There was a piece in the Contra Costa Times today that had somewhat of a negative spin on the lease agreement between the City of Oakley and the Black Bear Diner. The article essentially gives the impression that the city gave away relief which could not be further from the truth.
First of all, let me correct Rowena Coetsee when she says “Oakley gives popular diner rent relief” because nothing was given. It was negotiated and both the council and the diner had to compromise. It was a difficult negotiation from what I hear.
What was so disgusting about this piece was it failed to include many items from the staff report which I’ve included below.
All that really matters is what the market value per square foot. According to the staff report, they believe it to be between $1.75 to $2.00 per square foot. Under the previous lease, Black Bear Diner was paying $3.00 per square foot which I would have also walked away from to in search of a better lease agreement somewhere else.
Fortunately, the two parties agreed to a $2.08 per square foot agreement with a 3% annual inflation adjustment. Keep in mind, this is clearly above market value in this economy.
The appropriate spin from the Times should have been Oakley negotiated higher than market value from this tenant. The city is still making more than it would have if someone else took over the location.
I for one am glad the City worked with James A. D’Amico because there is no better place to eat in the area—yes said area! I love this place. It has fantastic food, friendly people, good servers, and perfect environment! They run a wonderful establishment and would eat their daily if I could.
Kudos to the City for working with the tenant and making this a win for Oakley!
Below is a portion of the 62 page staff report.
Key provisions of the Amendment include:
- An extension of the reduced rents for five years; however, this time with no additional requirement for repayment of the reduction amounts;
- A resetting of the implementation date of the 3% annual inflation adjustment to the rent from March 1, 2013 to March 1, 2018
- That the agreement is effective December 1, 2011, and good for five years, with no further renegotiation during that period;
- That with good performance by the Tenant over those five years- as defined in the Amendment- the City will consider the repayment of the prior reductions satisfied (and by inference, if Tenant fails to meet the performance standards defined, cash repayment will be required); and
- The terms of the Amendment are not transferable to any other successor tenant or franchisee/operator.
Rental Market Perspective:
While Staff is reluctant to recommend a longer-term comprehensive restructuring of the agreement, it believes current market rents are $1.75 to $2.00 per square foot; and the attached Amendment is for rents equal to approximately $2.08 per square foot for the next five years. This is slightly above the high end of the range, reflecting some additional value for the City’s investment in tenant improvements. By comparison, under the existing lease, scheduled rents are well above market at approximately $3.00 per square foot.
The Agreement preserves City rental income and sales tax revenues totaling approximately $175,000/year, and Redevelopment Agency property taxes totaling approximately $18,000/year for five years.

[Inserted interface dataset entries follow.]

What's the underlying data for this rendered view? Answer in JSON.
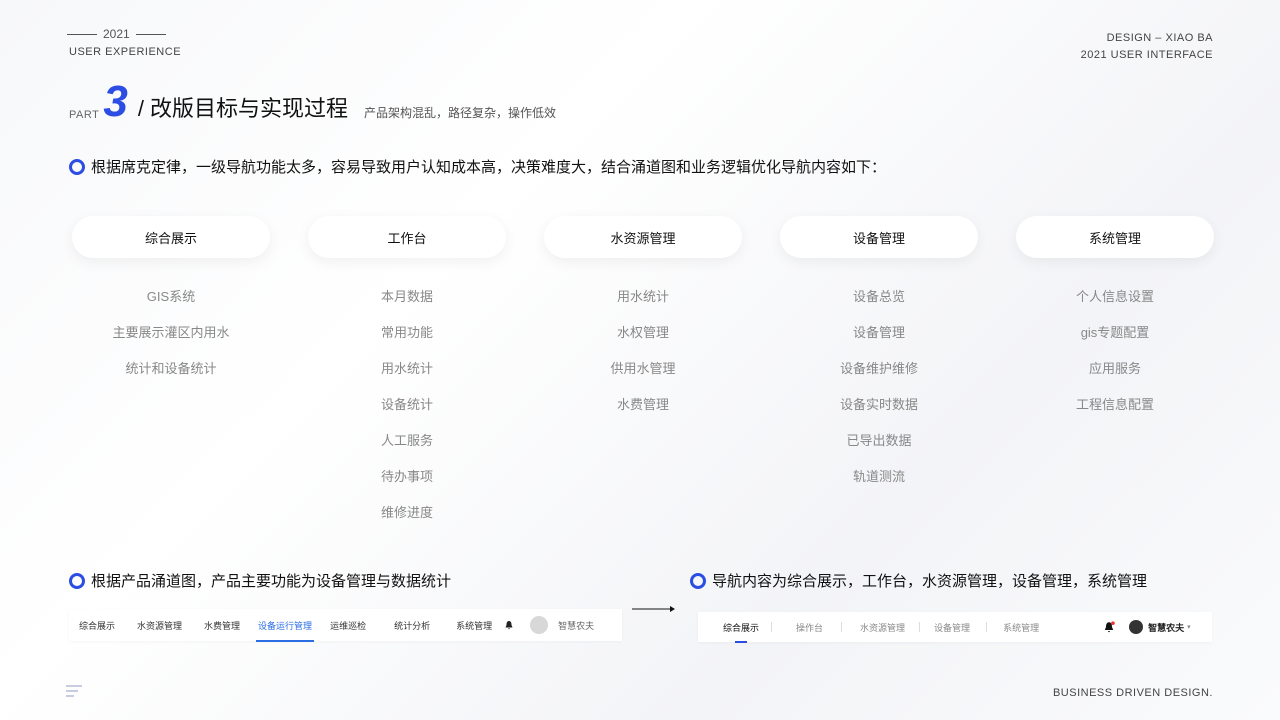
{
  "header": {
    "year": "2021",
    "left_caption": "USER EXPERIENCE",
    "right_line1": "DESIGN – XIAO BA",
    "right_line2": "2021 USER INTERFACE"
  },
  "part": {
    "word": "PART",
    "number": "3",
    "title": "/ 改版目标与实现过程",
    "subtitle": "产品架构混乱，路径复杂，操作低效"
  },
  "intro": "根据席克定律，一级导航功能太多，容易导致用户认知成本高，决策难度大，结合涌道图和业务逻辑优化导航内容如下：",
  "columns": [
    {
      "title": "综合展示",
      "items": [
        "GIS系统",
        "主要展示灌区内用水",
        "统计和设备统计"
      ]
    },
    {
      "title": "工作台",
      "items": [
        "本月数据",
        "常用功能",
        "用水统计",
        "设备统计",
        "人工服务",
        "待办事项",
        "维修进度"
      ]
    },
    {
      "title": "水资源管理",
      "items": [
        "用水统计",
        "水权管理",
        "供用水管理",
        "水费管理"
      ]
    },
    {
      "title": "设备管理",
      "items": [
        "设备总览",
        "设备管理",
        "设备维护维修",
        "设备实时数据",
        "已导出数据",
        "轨道测流"
      ]
    },
    {
      "title": "系统管理",
      "items": [
        "个人信息设置",
        "gis专题配置",
        "应用服务",
        "工程信息配置"
      ]
    }
  ],
  "bottom_left": {
    "caption": "根据产品涌道图，产品主要功能为设备管理与数据统计",
    "nav": [
      "综合展示",
      "水资源管理",
      "水费管理",
      "设备运行管理",
      "运维巡检",
      "统计分析",
      "系统管理"
    ],
    "active_index": 3,
    "user": "智慧农夫"
  },
  "bottom_right": {
    "caption": "导航内容为综合展示，工作台，水资源管理，设备管理，系统管理",
    "nav": [
      "综合展示",
      "操作台",
      "水资源管理",
      "设备管理",
      "系统管理"
    ],
    "active_index": 0,
    "user": "智慧农夫"
  },
  "footer": {
    "right": "BUSINESS DRIVEN DESIGN."
  },
  "colors": {
    "accent": "#2b4de3",
    "nav_active": "#2b6de3"
  }
}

Tenant also pays approximately $1 0,000/year for the sewer service charge and maintains both the building and landscaping. Base rent will remain $12,500 per month, near current market rents, and providing Tenant annual savings of $65,400 from the current scheduled rent for five years; and with good Tenant performance over the full five years, the existing obligation to repay $130,800 in previously reduced rent will be satisfied.
It is worth noting that in this economy, Tenant may not be able to make rents at the scheduled level and successfully continue operations. Were that to transpire, the City would Jose at least several months rent while searching for a new tenant, likely experience requests for the City to fund new tenant improvements, and is still not likely rent the facility for more than the $12,500 negotiated in the attached proposal.
Resetting the timeline for employing the inflation factor eliminates the scheduled escalations of 3% per year that would have occurred between March 2013 and March 2018, and reduces each year’s scheduled rents by approximately 16% following the five-year modification period. However, as noted, monthly rents do increase by $5,450 in 2016 when the negotiated rent reductions expire and the inflation factor becomes effective on March 1, 2018.
In total, the reductions in potential rents and recoveries over the remaining 11 + years of the lease are approximately $745,000; however, the existing scheduled rents are so high that their collection from any tenant is doubtful. A more realistic view of these circumstances is that making these concessions and reducing rents to closer to current market value, at least until the economy has some time to recover, does more to preserve ongoing revenues than sacrificing them; and by limiting the primary modification to five-years, it preserves higher expected rents in later years.
Both parties clearly benefit from the agreement, and after the five-year term expires, rents return to the December 1, 2011 level of $17,950/month without the need for renegotiation.
Full staff report: